Why? Please explain
Why would an organisation dedicated to fixing our climate stoop to such adulterated statistical swill? I suggest the other members of the Climate Council ask the authors for an explanation. I suggest the authors resign for incompetence and bias.
The Climate Council should have exactly one vested interest. It’s the same one we should all have. To prevent further climate destabilisation. That requires a balanced assessment of problems and tools. The lack of Climate Council balance is easily established by looking at its treatment of nuclear power.
What treatment of nuclear power? Exactly.
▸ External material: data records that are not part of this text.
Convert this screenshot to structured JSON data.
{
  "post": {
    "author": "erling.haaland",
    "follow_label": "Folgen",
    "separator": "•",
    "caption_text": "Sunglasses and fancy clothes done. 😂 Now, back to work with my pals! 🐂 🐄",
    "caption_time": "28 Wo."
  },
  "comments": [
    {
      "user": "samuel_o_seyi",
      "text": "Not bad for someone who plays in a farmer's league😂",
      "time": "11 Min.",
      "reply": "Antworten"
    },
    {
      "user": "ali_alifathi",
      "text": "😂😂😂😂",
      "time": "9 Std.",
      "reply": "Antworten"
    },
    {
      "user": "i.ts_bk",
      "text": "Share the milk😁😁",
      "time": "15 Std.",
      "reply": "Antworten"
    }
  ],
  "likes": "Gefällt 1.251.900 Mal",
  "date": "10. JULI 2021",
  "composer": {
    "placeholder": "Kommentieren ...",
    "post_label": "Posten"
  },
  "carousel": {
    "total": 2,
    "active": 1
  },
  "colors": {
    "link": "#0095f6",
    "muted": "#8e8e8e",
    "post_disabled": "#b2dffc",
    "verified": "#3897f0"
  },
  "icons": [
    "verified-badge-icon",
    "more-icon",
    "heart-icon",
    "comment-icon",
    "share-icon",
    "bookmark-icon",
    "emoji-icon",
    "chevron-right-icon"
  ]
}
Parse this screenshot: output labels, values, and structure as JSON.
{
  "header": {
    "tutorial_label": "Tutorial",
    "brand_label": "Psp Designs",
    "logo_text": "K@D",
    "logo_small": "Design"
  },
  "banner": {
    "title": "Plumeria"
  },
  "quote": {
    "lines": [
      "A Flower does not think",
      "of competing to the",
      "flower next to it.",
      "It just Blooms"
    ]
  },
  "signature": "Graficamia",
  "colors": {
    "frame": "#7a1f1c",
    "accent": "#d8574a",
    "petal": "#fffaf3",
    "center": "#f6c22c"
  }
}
Nuclear isn’t just missing from this report but from the entire Climate Council website. In its place are the usual sycophantic stories about pissant renewable projects. For example, in September 2014 the Climate Council republished a gushing story about a floating solar plant being built in Japan. It was described as a “successor” (despite being much smaller) to the Kagoshima solar farm which was described as “the country’s largest”. Kagoshima? Large? You’d have to build 350 of Kagoshima sized solar farms to replace the electricity that used to be generated by Fukushima Daiichi. And as for the floating plant? They are still building the first one, and they’ll need another 2,100 to match the Daiichi output. How long before people work out that pissant solar farms shouldn’t be called large simply because they cover a lot of ground (or water)? They are best described as monster toys whose principle purpose seems to be to mop up renewable energy subsidies. Why are there no stories on the Climate Council website about the 4 or 5 large reactors that China will bring on-line this year, and the next, and the next. Each is equivalent to over 480 of these shiny floating toys.
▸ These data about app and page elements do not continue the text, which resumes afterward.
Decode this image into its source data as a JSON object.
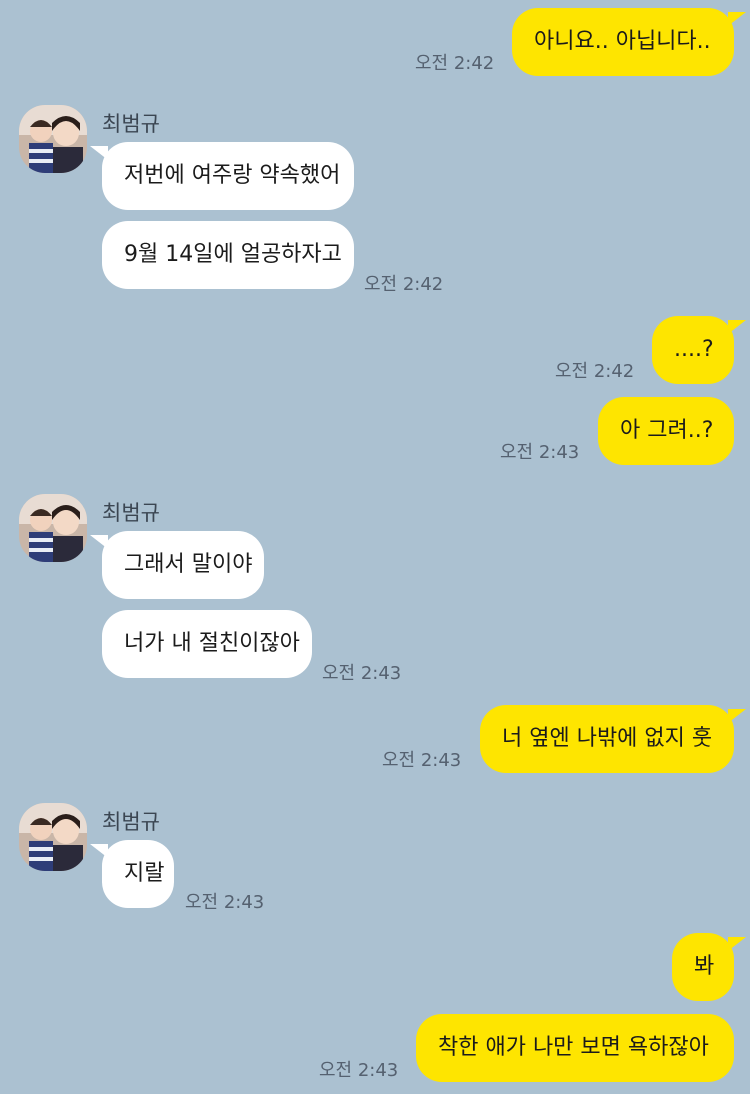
{
  "chat": {
    "sender_name": "최범규",
    "messages": [
      {
        "from": "me",
        "text": "아니요.. 아닙니다..",
        "time": "오전 2:42"
      },
      {
        "from": "them",
        "text": "저번에 여주랑 약속했어"
      },
      {
        "from": "them",
        "text": "9월 14일에 얼공하자고",
        "time": "오전 2:42"
      },
      {
        "from": "me",
        "text": "....?",
        "time": "오전 2:42"
      },
      {
        "from": "me",
        "text": "아 그려..?",
        "time": "오전 2:43"
      },
      {
        "from": "them",
        "text": "그래서 말이야"
      },
      {
        "from": "them",
        "text": "너가 내 절친이잖아",
        "time": "오전 2:43"
      },
      {
        "from": "me",
        "text": "너 옆엔 나밖에 없지 훗",
        "time": "오전 2:43"
      },
      {
        "from": "them",
        "text": "지랄",
        "time": "오전 2:43"
      },
      {
        "from": "me",
        "text": "봐"
      },
      {
        "from": "me",
        "text": "착한 애가 나만 보면 욕하잖아",
        "time": "오전 2:43"
      }
    ]
  },
  "colors": {
    "background": "#abc1d1",
    "my_bubble": "#fee500",
    "their_bubble": "#ffffff"
  },
  "icons": {
    "avatar": "profile-photo"
  }
}
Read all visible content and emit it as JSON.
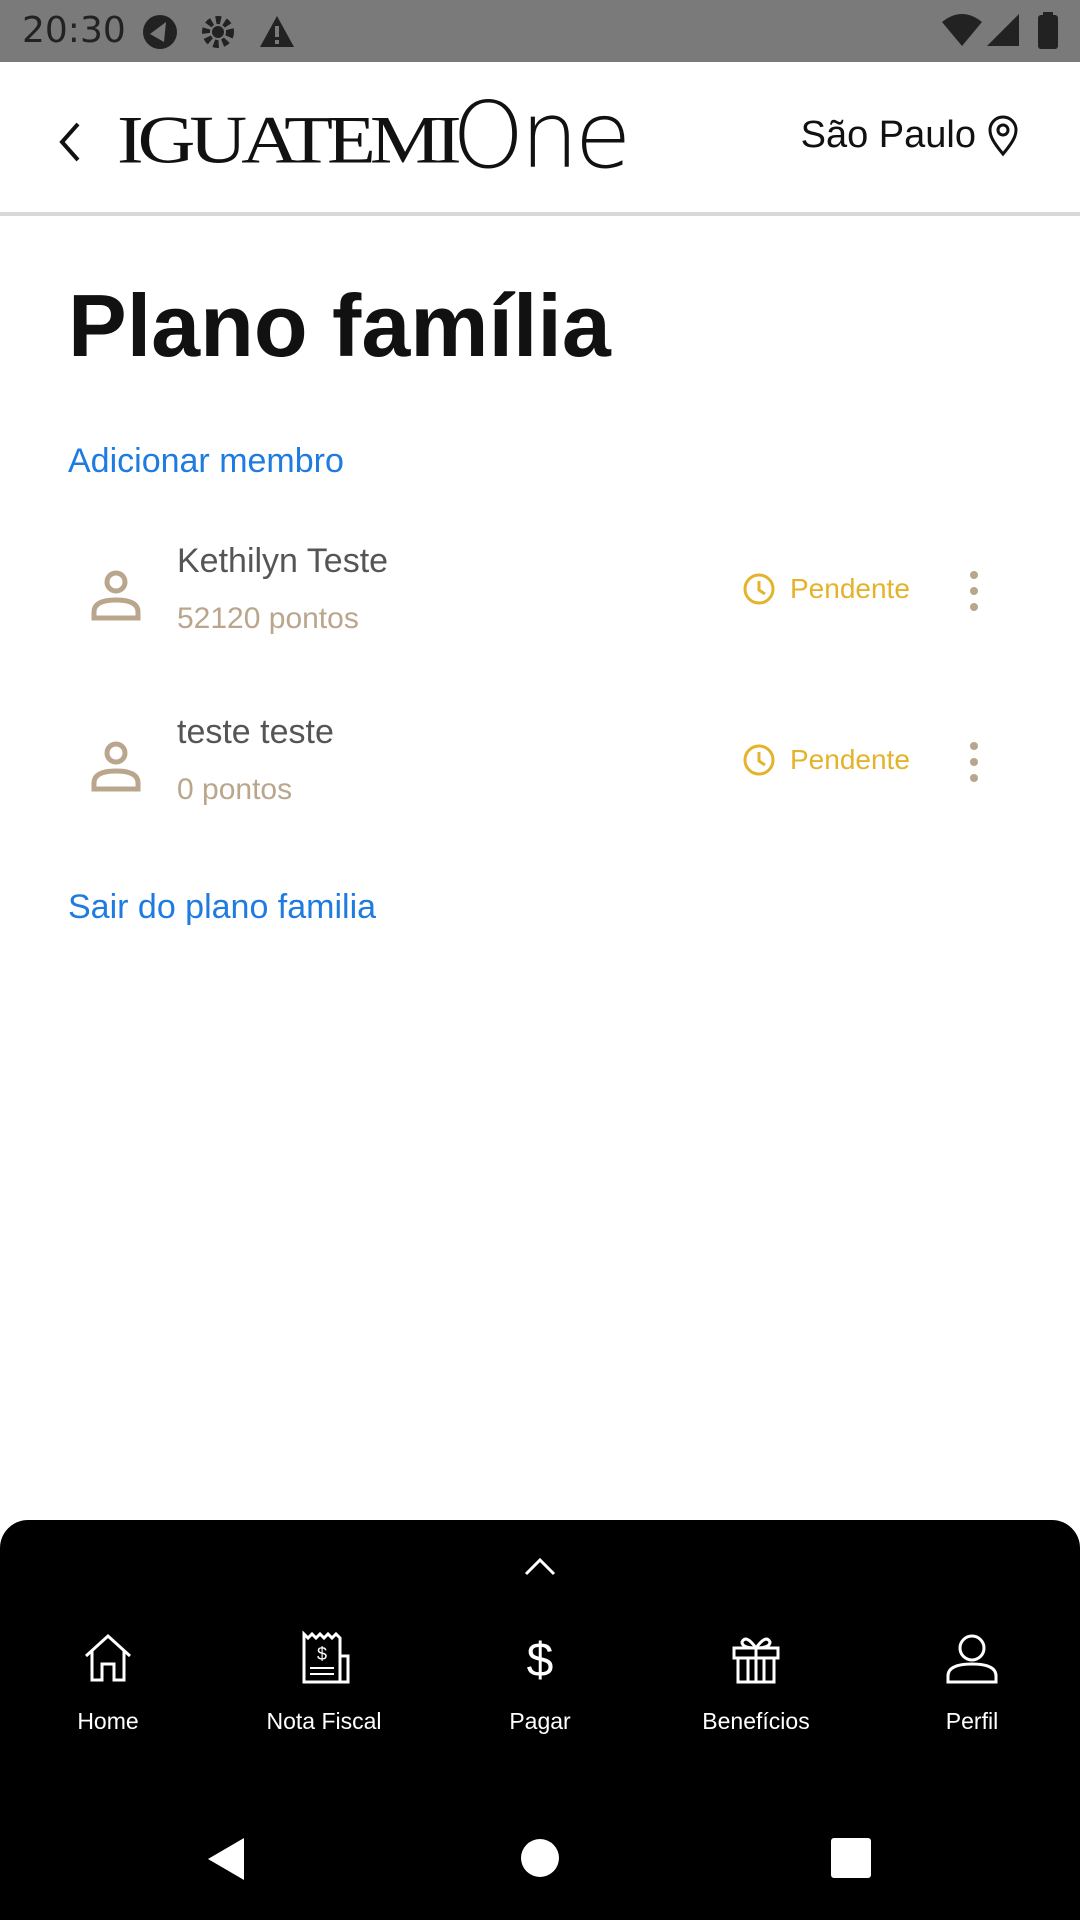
{
  "status_bar": {
    "time": "20:30"
  },
  "header": {
    "logo_main": "IGUATEMI",
    "logo_sub": "One",
    "location": "São Paulo"
  },
  "page": {
    "title": "Plano família",
    "add_member": "Adicionar membro",
    "leave_plan": "Sair do plano familia"
  },
  "members": [
    {
      "name": "Kethilyn Teste",
      "points": "52120 pontos",
      "status": "Pendente"
    },
    {
      "name": "teste teste",
      "points": "0 pontos",
      "status": "Pendente"
    }
  ],
  "bottom_nav": {
    "items": [
      {
        "label": "Home",
        "icon": "home-icon"
      },
      {
        "label": "Nota Fiscal",
        "icon": "receipt-icon"
      },
      {
        "label": "Pagar",
        "icon": "dollar-icon"
      },
      {
        "label": "Benefícios",
        "icon": "gift-icon"
      },
      {
        "label": "Perfil",
        "icon": "user-icon"
      }
    ]
  },
  "colors": {
    "link": "#1e7be0",
    "status_pending": "#e4b32b",
    "points": "#b9a68c",
    "avatar": "#b9a68c"
  }
}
Nuclear power growth and growth potential
The slow global growth of renewable energy would be irrelevant if there were just a single sizable success story. But compared to the nuclear decarbonisation of French electricity in the 15 years between about 1975 and 1990, there’s nothing in the renewable camp but failure. There’s no doubt that there’s a boom in renewable electricity investment, but it’s clearly not being matched by performance and looks more like snouts sucking at the trough of public money than a serious attempt to tackle climate destabilisation.
Is nuclear power dead? Is it worth investing in? What is its potential growth rate? If the Climate Council was serious and wasn’t, apparently, dominated by renewable energy interests, it would be doing reports about nuclear. It would be lobbying to end our nuclear isolation. It would be working to bust the anti-science myths surrounding nuclear power and radiation risks.
A little internet research will show that there is a resurgence in nuclear technology, but more than a few people are watching the wrong countries. The people who’ll build the nuclear plants of the future are the same people who build our phones and cars. The Chinese and South Koreans.
Currently, the biggest solar farms on the planet each generate about 1 TWh of electricity per year. You can count them on one finger challenged hand: Topaz, Ivanpah, Desert Sunlight. Currently there are 63.5 gigawatts of nuclear plants under construction and they’ll generate as much electricity as about 500 of these largest of solar plants. About half of these are in China.
Is the Climate Council merely pandering to public opinion so that the donations keep rolling in? Do these particular authors have serious financial interests that interfere with their powers of rational thought? I’ve no idea, but the public and the planet deserve better.